"A message from the Americans," Judge continued, his suspicions writing the script. "It is imperative I reach him."
Gessler's eyes opened wide. "Herr General Patton?"
Judge nodded. "Jawohl."
Gessler stepped closer, whispering in his ear. "Herr Egon has gone to meet the Sturmbannfuhrer at Schmundt's home. Grossen Wannsee twenty-four."
Schmundt, another of Ingrid's friends!
"Herr Bach is here in Berlin?"
Gessler had gone red with excitement. "But you must hurry. He left an hour ago."
Judge ran to the motorcycle, kickstarted the engine, and rode like hell for the suburb of Wannsee. It was a fifteen minute trek along the lake of the same name. Flicking his wrist, he checked his watch. 11:00.
Seyss is here. Seyss is in Berlin.

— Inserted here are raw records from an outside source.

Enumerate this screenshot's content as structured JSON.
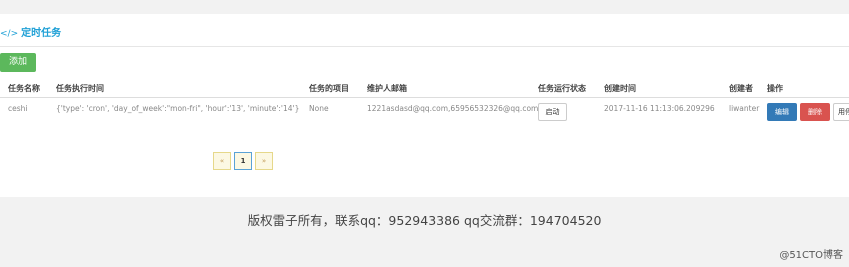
{
  "panel": {
    "title_icon": "</>",
    "title": "定时任务"
  },
  "toolbar": {
    "add_label": "添加"
  },
  "table": {
    "headers": [
      "任务名称",
      "任务执行时间",
      "任务的项目",
      "维护人邮箱",
      "任务运行状态",
      "创建时间",
      "创建者",
      "操作"
    ],
    "rows": [
      {
        "name": "ceshi",
        "schedule": "{'type': 'cron', 'day_of_week':\"mon-fri\", 'hour':'13', 'minute':'14'}",
        "project": "None",
        "emails": "1221asdasd@qq.com,659565323​26@qq.com",
        "status_button": "启动",
        "created_at": "2017-11-16 11:13:06.209296",
        "creator": "liwanter",
        "actions": {
          "edit": "编辑",
          "delete": "删除",
          "disable": "用停"
        }
      }
    ]
  },
  "pagination": {
    "prev": "«",
    "current": "1",
    "next": "»"
  },
  "footer": {
    "text": "版权雷子所有，联系qq：952943386 qq交流群：194704520"
  },
  "watermark": "@51CTO博客",
  "colors": {
    "accent": "#1fa0d6",
    "add": "#5cb85c",
    "edit": "#337ab7",
    "delete": "#d9534f"
  }
}
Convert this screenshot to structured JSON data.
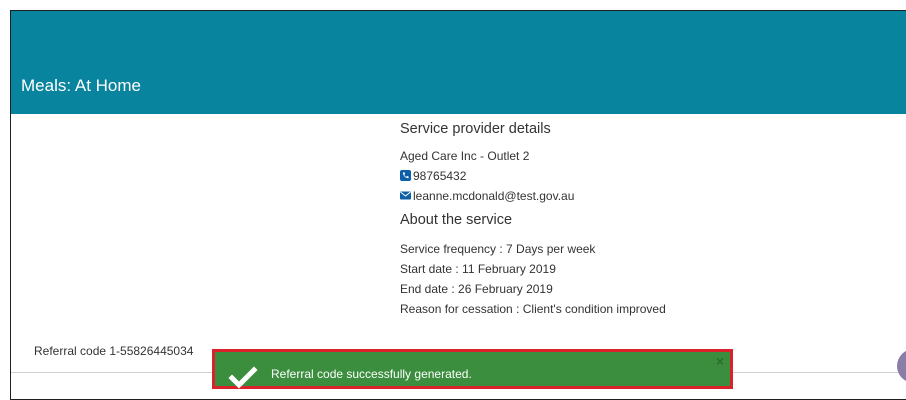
{
  "header": {
    "title": "Meals: At Home",
    "color": "#08849e"
  },
  "provider": {
    "heading": "Service provider details",
    "name": "Aged Care Inc - Outlet 2",
    "phone": "98765432",
    "email": "leanne.mcdonald@test.gov.au"
  },
  "service": {
    "heading": "About the service",
    "frequency": "Service frequency : 7 Days per week",
    "start_date": "Start date : 11 February 2019",
    "end_date": "End date : 26 February 2019",
    "reason": "Reason for cessation : Client's condition improved"
  },
  "referral": {
    "text": "Referral code 1-55826445034"
  },
  "toast": {
    "message": "Referral code successfully generated.",
    "close_glyph": "×",
    "background": "#3a8e3d",
    "outline": "#d9222a"
  },
  "icons": {
    "phone": "phone-icon",
    "email": "envelope-icon",
    "success": "checkmark-icon",
    "close": "close-icon"
  }
}
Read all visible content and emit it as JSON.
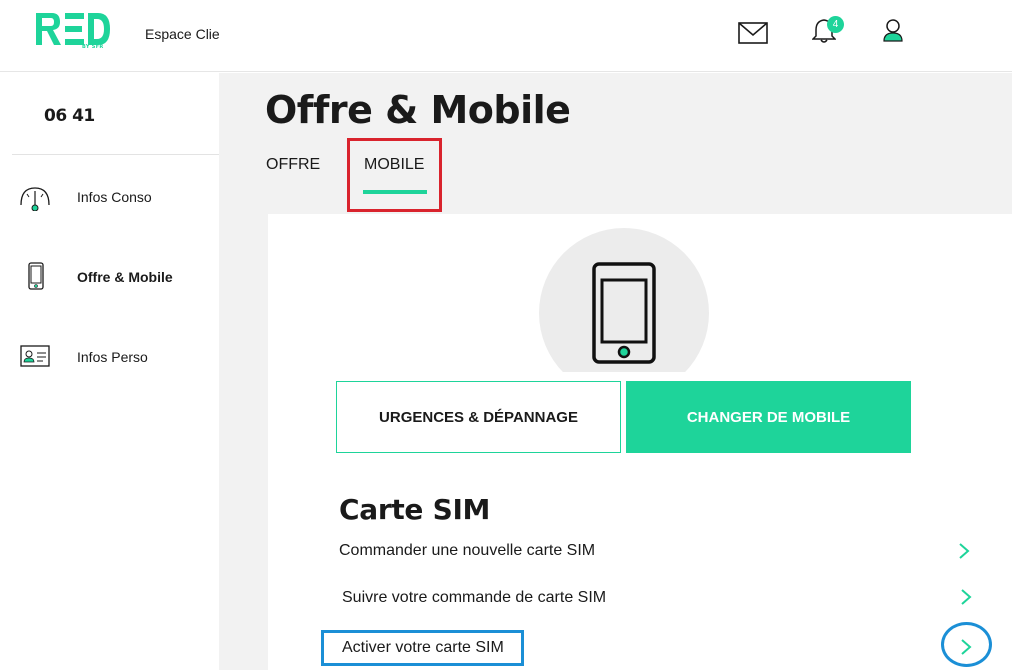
{
  "header": {
    "logo_text": "RED",
    "logo_sub": "BY SFR",
    "espace_label": "Espace Clie",
    "notification_count": "4",
    "icons": [
      "mail-icon",
      "bell-icon",
      "user-icon"
    ]
  },
  "sidebar": {
    "phone_number": "06 41",
    "items": [
      {
        "label": "Infos Conso",
        "icon": "gauge-icon",
        "active": false
      },
      {
        "label": "Offre & Mobile",
        "icon": "smartphone-icon",
        "active": true
      },
      {
        "label": "Infos Perso",
        "icon": "id-card-icon",
        "active": false
      }
    ]
  },
  "main": {
    "title": "Offre & Mobile",
    "tabs": [
      {
        "label": "OFFRE",
        "active": false
      },
      {
        "label": "MOBILE",
        "active": true
      }
    ],
    "buttons": {
      "urgence": "URGENCES & DÉPANNAGE",
      "changer": "CHANGER DE MOBILE"
    },
    "sim_section": {
      "title": "Carte SIM",
      "links": [
        "Commander une nouvelle carte SIM",
        "Suivre votre commande de carte SIM",
        "Activer votre carte SIM"
      ]
    }
  },
  "colors": {
    "brand_green": "#1ed49a",
    "highlight_red": "#d9232d",
    "highlight_blue": "#1b8fd6"
  }
}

He repeated the words over and over, as if until now he hadn't quite believed his own suppositions. He crossed the S-Eahn tracks, and then a small bridge, slowing to read the street sign:Grossen Wannsee.
The single lane road wound right, then left, climbing and descending a series of rolling hills. Giant oaks lined the way, a centuries-old honor guard. Judge passed through their meandering shadows as if they were reminders of his own conscience. He'd had Seyss and let him escape. He wanted to believe he'd been frustrated by his adopted humanity, that his reflexes had been blunted by the certainty – or was it just a wish? – that reason must vanquish force. More likely, it was nerves. Either way, nine men and four women were dead as a result of a moment's hesitation. And his brother's killer left to run wild with no telling what devastation he might yet wreak.
Judge eased up on the throttle, stealing glances at the august homes lining the road. Number 16. Number 18. The bike sped round a corner and suddenly, he was there – 24. A blue and white plaque screwed onto a moss-drenched gatepost showed the numeral in a quaint curlicued script. A car was pulling out of the driveway, a sleek black roadster, and it braked as its front tires crept onto the main road. Judge caught only a glimpse of the driver. Khaki jacket, tanned face, dark hair.
Wearing the uniform of an officer in the United States Army was Erich Siegfried Seyss.